Today, the group has only 140 stores after closing 60-odd in the last 18 months. The group is now expecting to break-even by financial year 2011. But nobody knows how. What has gained momentum, however, is the exit of key people, that started with its first CEO.
The chief marketing officer and chief financial officer have also left and sources say they are a part of the 550 to 600 staffers who have quit in the last one-and-a-half years.
The big boys of India's organised retail, Kishore Biyani's Pantaloon, Mukesh Ambani's Reliance Retail, Aditya Birla Retail, RPG's Spencer's and Raheja's Shopper's Stop are shrugging off the slowdown and marching ahead, but it's the mid-level retailers such as Wadhawan, Subhiksha, Vishal Retail, Foodland Fresh, and others have taken a body blow.
Foodland Fresh, a Mumbai-based retail chain, closed all its 43 stores last year and Subhiksha and Vishal have gone in for corporate debt restructuring.
Experts say one reason the mid-sizers are struggling today is that they were in too much of a hurry to catch up with the big boys.
"They went into too many catchments too early. In the supermarkets business, you have to penetrate one market at a time and grow. Logistics and supply chain work when you are focussed,'' says a former chief executive of a Mumbai-based retail chain.
The over-leveraged expansion led to more problems. Vishal Retail President Ambeek Khemka told Business Standard in an earlier interview that "the only mistake we made was to grow our business through short term debt. The thinking was once we expand, have the top line, we could hit the capital markets again to fund expansion and retire short-term debt or convert it into long-term debt.''
Khemka quit Vishal recently.
Adds Hemant Kalbag of AT Kearney, an international business consultant: "When you open a store, it takes some time to become profitable, if you open 10 more stores without waiting for the first to become profitable, the losses multiply in that magnitude.''
And retailers did exactly that to increase valuations and raise funds.

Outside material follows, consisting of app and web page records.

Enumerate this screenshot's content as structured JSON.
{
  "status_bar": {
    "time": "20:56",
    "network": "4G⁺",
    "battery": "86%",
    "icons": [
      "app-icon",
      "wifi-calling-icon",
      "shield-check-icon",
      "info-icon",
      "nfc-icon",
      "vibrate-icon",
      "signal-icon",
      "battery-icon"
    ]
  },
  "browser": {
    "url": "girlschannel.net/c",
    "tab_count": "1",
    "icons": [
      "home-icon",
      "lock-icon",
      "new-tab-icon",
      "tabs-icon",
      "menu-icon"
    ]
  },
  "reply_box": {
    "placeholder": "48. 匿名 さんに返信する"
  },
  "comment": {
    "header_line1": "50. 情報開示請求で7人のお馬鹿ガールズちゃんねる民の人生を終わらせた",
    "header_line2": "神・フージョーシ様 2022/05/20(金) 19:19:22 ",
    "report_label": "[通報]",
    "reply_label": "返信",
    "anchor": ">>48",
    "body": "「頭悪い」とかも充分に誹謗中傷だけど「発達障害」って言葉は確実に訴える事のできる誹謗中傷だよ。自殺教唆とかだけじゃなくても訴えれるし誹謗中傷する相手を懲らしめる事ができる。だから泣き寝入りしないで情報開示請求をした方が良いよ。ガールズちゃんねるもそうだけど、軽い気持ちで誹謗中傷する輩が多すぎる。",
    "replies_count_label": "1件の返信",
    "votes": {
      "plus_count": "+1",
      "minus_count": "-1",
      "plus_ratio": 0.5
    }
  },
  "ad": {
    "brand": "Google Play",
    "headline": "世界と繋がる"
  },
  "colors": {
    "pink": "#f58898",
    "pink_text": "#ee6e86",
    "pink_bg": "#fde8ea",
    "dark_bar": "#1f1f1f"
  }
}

While operations at Subhiksha's 1,600 stores came to a standstill in early 2009 after the retailer ran out of cash and its debt mounted, Vishal could not service its Rs 735 crore debt taken for nation-wide expansion. Both the retailers are struggling hard to raise fresh funds.
Others also were in a tearing hurry. After starting the Spinach brand of neighbourhood stores, Wadhawan acquired Sabka Bazaar and the Home Store chain in NCR, S Mart in Bangalore, direct-to-home venture Sangam from Hindustan Unilever, and took over the management of Maratha Co-operative in Maharashtra.
"Even bigger guys expanded all over the country, but they have deep pockets to sustain losses, while a Vishal or Subhiksha don't,'' says Anand Raghuraman, partner and director at Boston Consulting Group.
Though Subhiksha tried to open a couple of stores on a franchisee basis in Chennai recently, the discount retailer is in the middle of petitions filed by its investors such as Azim Premji's Zash Investments and ICICI Venture and its lenders. Vishal's promoters are fighting with bankers over the issue of ceding management control even as successive joint lender meetings between the Corporate Debt Restructuring cell and its bankers remain inconclusive.
"Retail has become very expensive for new players given the high cost of real estate, people and operations. Anyone who enters retailing should be prepared to sustain losses for a long time. Unless you have cash cows in the group, you cannot do it,'' says a senior executive in Aditya Birla Group who did not want to be identified.
According to retail consultants, high costs including rents dented the profitability of smaller retailers. "The top four or five retailers were paying 7 to 9 percent of their sales as rent but smaller players were paying much more than that. As a result, their losses were higher,'' says Ramesh Srinivas, head, consumer markets advisory services at KPMG.However, not all is lost for mid-level retailers. Arvind Singhal, chairman of Technopak Advisors said it would be wrong to write them off. "Even the bigger ones are facing a lot of problems and we can see a lot of examples of mid-level retailers who are doing well,'' says Singhal. He cites the examples of Croma, The Mobile Store, Trent, Tanishq to justify his argument.